%%

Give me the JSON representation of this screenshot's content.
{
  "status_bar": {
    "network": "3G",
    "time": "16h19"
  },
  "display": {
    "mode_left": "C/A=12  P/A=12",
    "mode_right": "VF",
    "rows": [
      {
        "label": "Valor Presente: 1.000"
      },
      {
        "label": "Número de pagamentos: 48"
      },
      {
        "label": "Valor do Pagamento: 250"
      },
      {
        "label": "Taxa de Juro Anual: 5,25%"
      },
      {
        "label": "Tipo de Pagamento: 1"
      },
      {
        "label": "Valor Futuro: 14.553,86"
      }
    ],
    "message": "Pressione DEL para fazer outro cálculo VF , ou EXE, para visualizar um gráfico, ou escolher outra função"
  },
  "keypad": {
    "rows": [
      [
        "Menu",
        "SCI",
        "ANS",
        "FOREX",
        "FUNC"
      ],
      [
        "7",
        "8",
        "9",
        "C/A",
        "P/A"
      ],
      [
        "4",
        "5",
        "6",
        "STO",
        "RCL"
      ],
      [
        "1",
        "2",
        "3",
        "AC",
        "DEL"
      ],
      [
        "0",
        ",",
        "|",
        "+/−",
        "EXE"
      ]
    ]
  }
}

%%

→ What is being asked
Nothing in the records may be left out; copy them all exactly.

→ Answer section
Give me the JSON representation of this screenshot's content.
{
  "status_bar": {
    "network": "3G",
    "time": "16h19"
  },
  "display": {
    "mode_left": "C/A=12  P/A=12",
    "mode_right": "VF",
    "rows": [
      {
        "label": "Valor Presente: 1.000"
      },
      {
        "label": "Número de pagamentos: 48"
      },
      {
        "label": "Valor do Pagamento: 250"
      },
      {
        "label": "Taxa de Juro Anual: 5,25%"
      },
      {
        "label": "Tipo de Pagamento: 1"
      },
      {
        "label": "Valor Futuro: 14.553,86"
      }
    ],
    "message": "Pressione DEL para fazer outro cálculo VF , ou EXE, para visualizar um gráfico, ou escolher outra função"
  },
  "keypad": {
    "rows": [
      [
        "Menu",
        "SCI",
        "ANS",
        "FOREX",
        "FUNC"
      ],
      [
        "7",
        "8",
        "9",
        "C/A",
        "P/A"
      ],
      [
        "4",
        "5",
        "6",
        "STO",
        "RCL"
      ],
      [
        "1",
        "2",
        "3",
        "AC",
        "DEL"
      ],
      [
        "0",
        ",",
        "|",
        "+/−",
        "EXE"
      ]
    ]
  }
}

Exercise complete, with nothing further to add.